Florida’s phosphate industry owns more land in central Florida than exists in the state of Rhode Island. The industry destroys the natural landscape causing severe water shortages, pollutes natural resources of freshwater, and ultimately destroys all riparian waterways (public waterways) in the landscape they strip mine.
The last seven decades of phosphate strip-mining seriously scared the central Florida landscape. One can see West Central Florida’s environmentally unique landscape is under attack by Florida’s phosphate industry officials for the phosphate ore it holds. In the past seventy years, the phosphate industry in West Central Florida has strip-mined for phosphate ore in (1) Hillsborough, Polk, Hardee, and Charlotte counties. The land is stripped some 30 to 50 feet in depth over 4000 non-contiguous square miles which include all phosphate operations in Florida as a whole. That is one big hole. Meaning, the phosphate industry owns more land in central Florida than the total land mass in the great State of Rhode Island.
Needless to say, the phosphate industry in Florida controls the lion’s share of property in West Central Florida, including unique ecosystems of national significance. The property owned by the phosphate industry includes the mineral rights as well. However, natural freshwater resource rights (riparian resources) are treated differently than mineral rights by Florida law. Riparian waterways traversing industry property are not owned by the phosphate industry, they are held by the state of Florida in this case, and are considered public waterways. If the riparian waterways are public waterways, then how is the phosphate industry consuming billions of gallons of fresh aquifer water for free?
Historically, phosphate mining and reclamation of existing mined lands alter the timing and magnitude of surface water runoff, surface water storage, recharge, and evaporation. All of these factors contribute to changes in landscape hydrology and ecology within the Peace River basin (3). All the relevant environmental variables change for the worst when collecting data from reclaimed mined lands.

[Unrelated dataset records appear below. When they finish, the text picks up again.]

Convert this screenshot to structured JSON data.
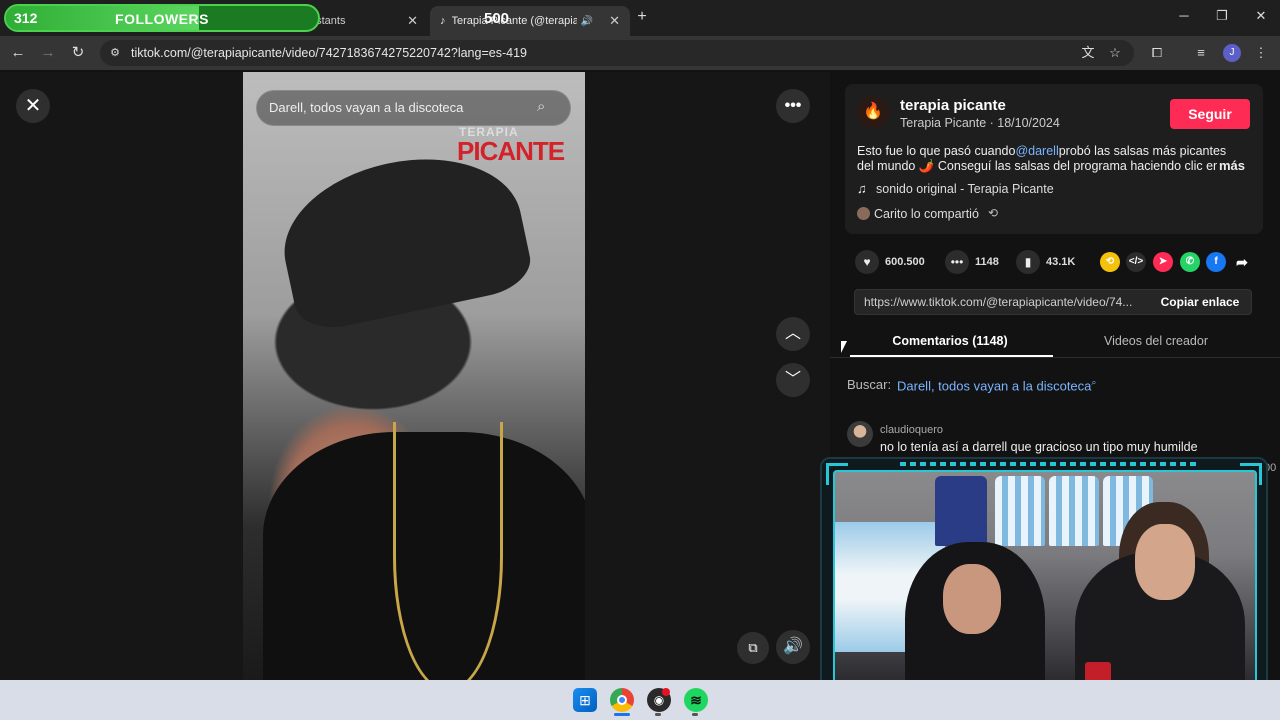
{
  "overlay": {
    "followers_count": "312",
    "followers_label": "FOLLOWERS",
    "followers_goal": "500",
    "followers_progress": 0.62
  },
  "browser": {
    "tabs": [
      {
        "title": "nstants",
        "close": "✕"
      },
      {
        "title": "Terapia Picante (@terapiapi",
        "close": "✕",
        "audio_icon": "speaker-icon"
      }
    ],
    "new_tab": "+",
    "window_controls": [
      "─",
      "❐",
      "✕"
    ],
    "url": "tiktok.com/@terapiapicante/video/7427183674275220742?lang=es-419",
    "profile_initial": "J",
    "nav": {
      "back": "←",
      "forward": "→",
      "reload": "↻"
    }
  },
  "video": {
    "search_text": "Darell, todos vayan a la discoteca",
    "logo_line1": "TERAPIA",
    "logo_line2": "PICANTE",
    "close_icon": "✕",
    "more_icon": "•••",
    "up_icon": "︿",
    "down_icon": "﹀",
    "volume_icon": "🔊",
    "pip_icon": "⧉"
  },
  "post": {
    "author_name": "terapia picante",
    "author_sub": "Terapia Picante · 18/10/2024",
    "follow_label": "Seguir",
    "desc_prefix": "Esto fue lo que pasó cuando",
    "desc_mention": "@darell",
    "desc_suffix": "probó las salsas más picantes",
    "desc_line2": "del mundo 🌶️ Conseguí las salsas del programa haciendo clic en...",
    "more_label": "más",
    "sound": "sonido original - Terapia Picante",
    "shared_by": "Carito lo compartió",
    "likes": "600.500",
    "comments": "1148",
    "saves": "43.1K",
    "link": "https://www.tiktok.com/@terapiapicante/video/74...",
    "copy_label": "Copiar enlace",
    "tab_comments": "Comentarios (1148)",
    "tab_creator": "Videos del creador",
    "search_label": "Buscar:",
    "search_query": "Darell, todos vayan a la discoteca",
    "comment": {
      "user": "claudioquero",
      "text": "no lo tenía así a darrell que gracioso un tipo muy humilde",
      "trailing": "00"
    }
  },
  "colors": {
    "accent": "#fe2c55",
    "link": "#7ab4ff",
    "followers_bar": "#2fae36",
    "cam_frame": "#27c7d8"
  },
  "taskbar": [
    "windows-icon",
    "chrome-icon",
    "obs-icon",
    "spotify-icon"
  ]
}
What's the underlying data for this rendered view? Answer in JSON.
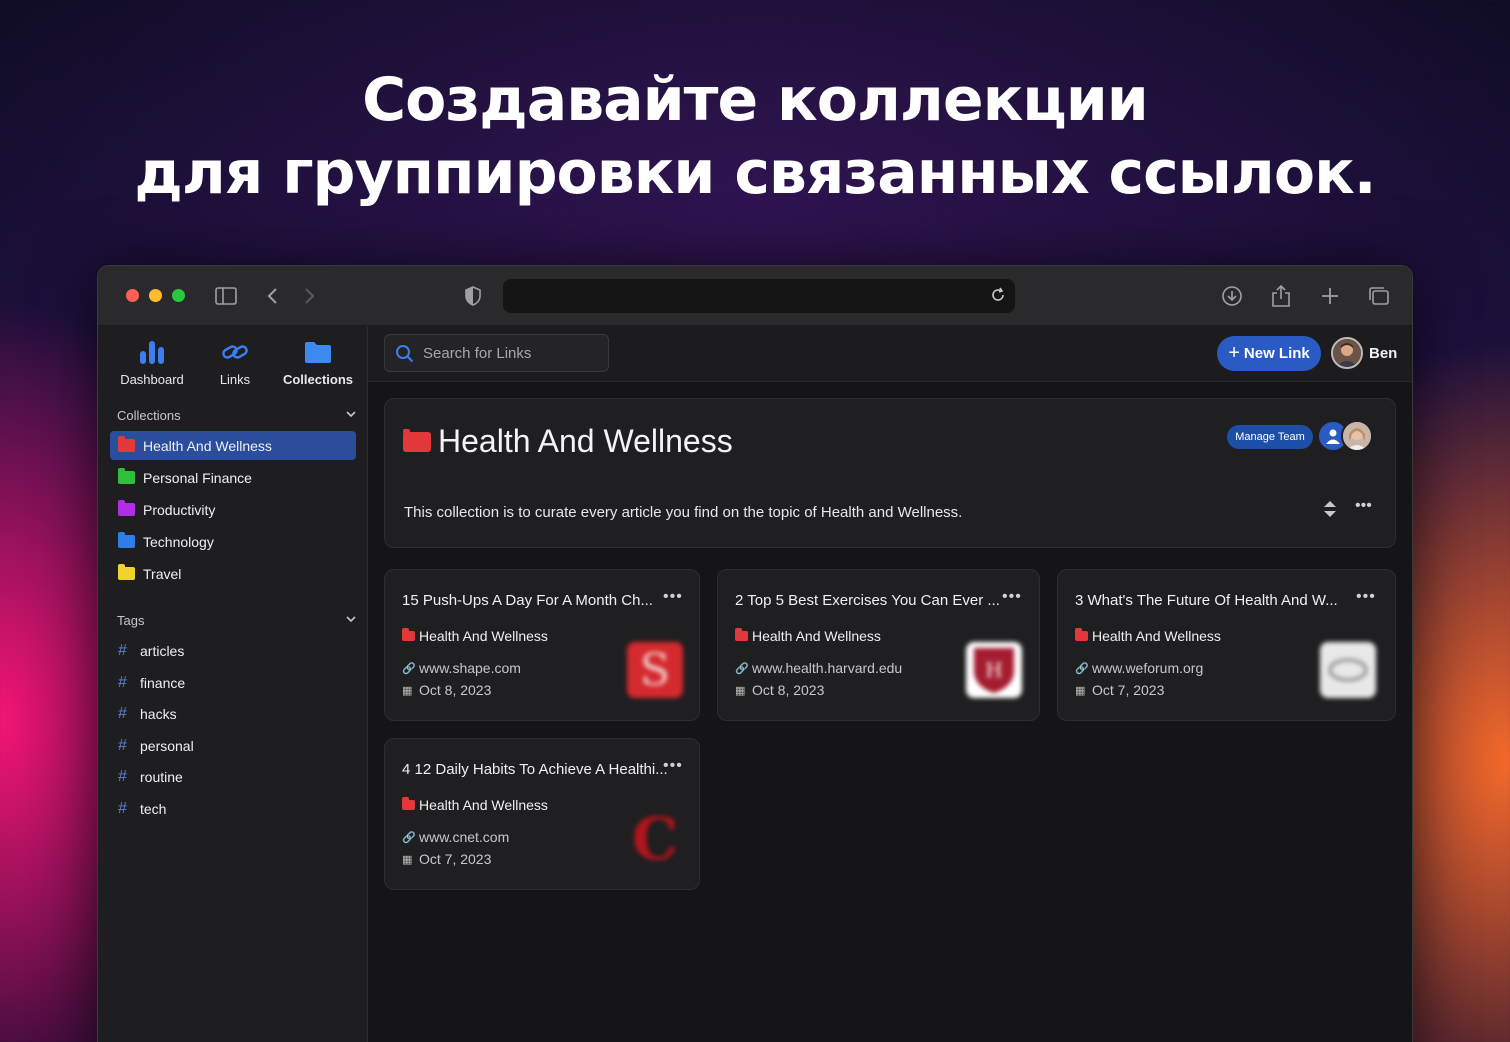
{
  "headline": {
    "line1": "Создавайте коллекции",
    "line2": "для группировки связанных ссылок."
  },
  "nav": {
    "dashboard": "Dashboard",
    "links": "Links",
    "collections": "Collections"
  },
  "sidebar": {
    "collections_header": "Collections",
    "collections": [
      {
        "label": "Health And Wellness",
        "color": "#e5383b"
      },
      {
        "label": "Personal Finance",
        "color": "#2fbf3a"
      },
      {
        "label": "Productivity",
        "color": "#b02ee8"
      },
      {
        "label": "Technology",
        "color": "#2f7de8"
      },
      {
        "label": "Travel",
        "color": "#f2d22e"
      }
    ],
    "tags_header": "Tags",
    "tags": [
      "articles",
      "finance",
      "hacks",
      "personal",
      "routine",
      "tech"
    ]
  },
  "topbar": {
    "search_placeholder": "Search for Links",
    "new_link": "New Link",
    "user_name": "Ben"
  },
  "collection": {
    "title": "Health And Wellness",
    "description": "This collection is to curate every article you find on the topic of Health and Wellness.",
    "manage_team": "Manage Team",
    "color": "#e5383b"
  },
  "links": [
    {
      "title": "15 Push-Ups A Day For A Month Ch...",
      "collection": "Health And Wellness",
      "url": "www.shape.com",
      "date": "Oct 8, 2023",
      "thumb_color": "#d42a2e",
      "thumb_letter": "S"
    },
    {
      "title": "2 Top 5 Best Exercises You Can Ever ...",
      "collection": "Health And Wellness",
      "url": "www.health.harvard.edu",
      "date": "Oct 8, 2023",
      "thumb_color": "#a51c30",
      "thumb_letter": "H"
    },
    {
      "title": "3 What's The Future Of Health And W...",
      "collection": "Health And Wellness",
      "url": "www.weforum.org",
      "date": "Oct 7, 2023",
      "thumb_color": "#e8e8e8",
      "thumb_letter": ""
    },
    {
      "title": "4 12 Daily Habits To Achieve A Healthi...",
      "collection": "Health And Wellness",
      "url": "www.cnet.com",
      "date": "Oct 7, 2023",
      "thumb_color": "#b3151c",
      "thumb_letter": "C"
    }
  ]
}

In reclaimed mined lands, rainwater no longer seeps through the landscape as before stripping the land because the soils are now packed tightly, (2) so water just runs off instead of soaking into the landscape. Water storage is then affected because water can no longer drain down into the aquifers, so the aquifer system levels decrease as well. The natural recharge rate for the aquifers is slowed or stopped completely.
When the water cannot seep down into the aquifers, fresh drinking water is adversely affected as well, because the filtering, “percolation” of rainwater through the earthen materials cleans the water. Percolation is a critical natural process. Percolation is altered or completely disrupted in reclaimed mined lands. So when the process of rainwater “percolation” is interrupted, all freshwater resources in the area decline, causing habitat destruction and aquifer formation destruction.
One such case played out in Hornsby Springs, north of Gainesville, Florida. Florida’s phosphate officials demanded so much water from local aquifer and springs, the spring stopped flowing and cost over one million dollars of taxpayer dollars trying to repair the environmental damage without success. The spring was about 80 feet in depth. Once the spring failed, almost 50,000 visitors a year stopped coming because what is left of the spring is now polluted. .Again one can see the socioeconomic fabric being “stripped” from the public without any financial responsibility by the industry that caused the environmental impact to begin with.
Another example of the phosphate industries severe environmental impacts is Kissengen Springs in Polk County, Florida. Investigation results found that the phosphate industry was to blame because they over pumped the aquifers. The spring flow volume before the phosphate industry interfered was about 30 million gallons a day of clean, clear fresh aquifer water. Once again the phosphate industry did nothing to remedy this severe environmental impact they caused and the visitors stopped coming so the local economy failed as well.
Why would the state of Florida allow the phosphate industry to strip away Florida’s riparian (public water) waterways? Waterways such as rivers, streams, springs, aquifers, wetlands, and water tables are completely removed from the face of the earth. Florida’s phosphate industry officials cause severe environmental damage without paying a dime, including bankrupting entire towns in its unending collateral damage for phosphate to fertilizer production.
Read more from Davey Crockett @ https://www.flmines.com – Florida Mines
1. MINING: Army Corps tries to assess impacts of sprawling phosphate – eenews.net/stories/1059947830.
2. One Percent: Mining Bone Valley | Scenario Journal. – scenariojournal.com/article/one-percent-mining-bone-valley/.
3. Peace River Cumulative Impact Assessment – .swfwmd.state.fl.us/waterman/peaceriver/.